● DATA TO EXAMINE
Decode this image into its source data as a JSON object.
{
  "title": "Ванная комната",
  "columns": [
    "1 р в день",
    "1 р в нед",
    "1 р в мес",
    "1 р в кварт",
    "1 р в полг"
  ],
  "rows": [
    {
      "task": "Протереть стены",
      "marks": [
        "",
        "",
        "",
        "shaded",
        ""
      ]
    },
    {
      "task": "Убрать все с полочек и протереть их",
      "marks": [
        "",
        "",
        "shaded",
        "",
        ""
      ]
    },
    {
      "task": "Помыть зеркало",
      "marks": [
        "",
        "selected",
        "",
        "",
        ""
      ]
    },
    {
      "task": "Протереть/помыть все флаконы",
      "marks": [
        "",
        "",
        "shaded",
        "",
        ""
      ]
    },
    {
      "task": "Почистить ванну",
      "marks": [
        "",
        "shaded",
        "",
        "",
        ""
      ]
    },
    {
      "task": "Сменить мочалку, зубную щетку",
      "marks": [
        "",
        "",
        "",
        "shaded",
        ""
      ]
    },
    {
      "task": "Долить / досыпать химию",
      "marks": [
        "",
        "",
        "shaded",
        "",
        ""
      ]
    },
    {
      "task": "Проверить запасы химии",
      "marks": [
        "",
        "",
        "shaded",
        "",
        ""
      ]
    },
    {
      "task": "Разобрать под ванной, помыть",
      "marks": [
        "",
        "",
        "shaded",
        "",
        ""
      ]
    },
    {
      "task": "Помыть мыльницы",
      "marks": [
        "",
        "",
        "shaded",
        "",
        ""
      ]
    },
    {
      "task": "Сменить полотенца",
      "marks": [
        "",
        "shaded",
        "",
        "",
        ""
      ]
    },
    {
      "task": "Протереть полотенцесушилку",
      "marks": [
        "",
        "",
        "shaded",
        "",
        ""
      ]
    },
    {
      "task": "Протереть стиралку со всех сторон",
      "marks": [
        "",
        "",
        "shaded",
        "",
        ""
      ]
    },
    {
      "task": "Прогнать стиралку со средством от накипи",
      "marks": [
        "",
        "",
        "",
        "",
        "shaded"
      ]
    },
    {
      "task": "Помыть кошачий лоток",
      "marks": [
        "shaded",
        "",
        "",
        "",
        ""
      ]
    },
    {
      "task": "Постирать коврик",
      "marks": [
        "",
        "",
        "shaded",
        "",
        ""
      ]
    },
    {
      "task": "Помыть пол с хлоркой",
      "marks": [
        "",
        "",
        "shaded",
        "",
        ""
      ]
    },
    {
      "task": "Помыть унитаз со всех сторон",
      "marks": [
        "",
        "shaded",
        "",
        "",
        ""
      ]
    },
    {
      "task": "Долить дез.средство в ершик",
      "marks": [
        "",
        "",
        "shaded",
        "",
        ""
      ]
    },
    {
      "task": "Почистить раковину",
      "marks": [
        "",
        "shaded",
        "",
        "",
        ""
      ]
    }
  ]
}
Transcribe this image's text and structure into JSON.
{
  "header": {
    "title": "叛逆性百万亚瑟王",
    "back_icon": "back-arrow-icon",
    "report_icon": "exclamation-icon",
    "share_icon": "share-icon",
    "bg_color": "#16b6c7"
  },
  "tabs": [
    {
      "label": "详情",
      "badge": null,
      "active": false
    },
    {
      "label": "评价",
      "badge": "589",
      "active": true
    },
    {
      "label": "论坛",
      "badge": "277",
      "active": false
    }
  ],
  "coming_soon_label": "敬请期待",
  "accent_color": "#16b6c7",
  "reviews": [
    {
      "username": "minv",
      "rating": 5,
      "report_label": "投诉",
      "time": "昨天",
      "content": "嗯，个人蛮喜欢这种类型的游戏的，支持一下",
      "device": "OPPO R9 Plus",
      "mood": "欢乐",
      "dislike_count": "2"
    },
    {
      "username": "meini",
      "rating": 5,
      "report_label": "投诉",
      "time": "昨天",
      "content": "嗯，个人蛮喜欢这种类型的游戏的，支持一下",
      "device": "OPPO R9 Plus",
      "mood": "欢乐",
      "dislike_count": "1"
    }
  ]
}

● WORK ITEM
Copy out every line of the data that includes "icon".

● TASK RESULT
    "back_icon": "back-arrow-icon",
    "report_icon": "exclamation-icon",
    "share_icon": "share-icon",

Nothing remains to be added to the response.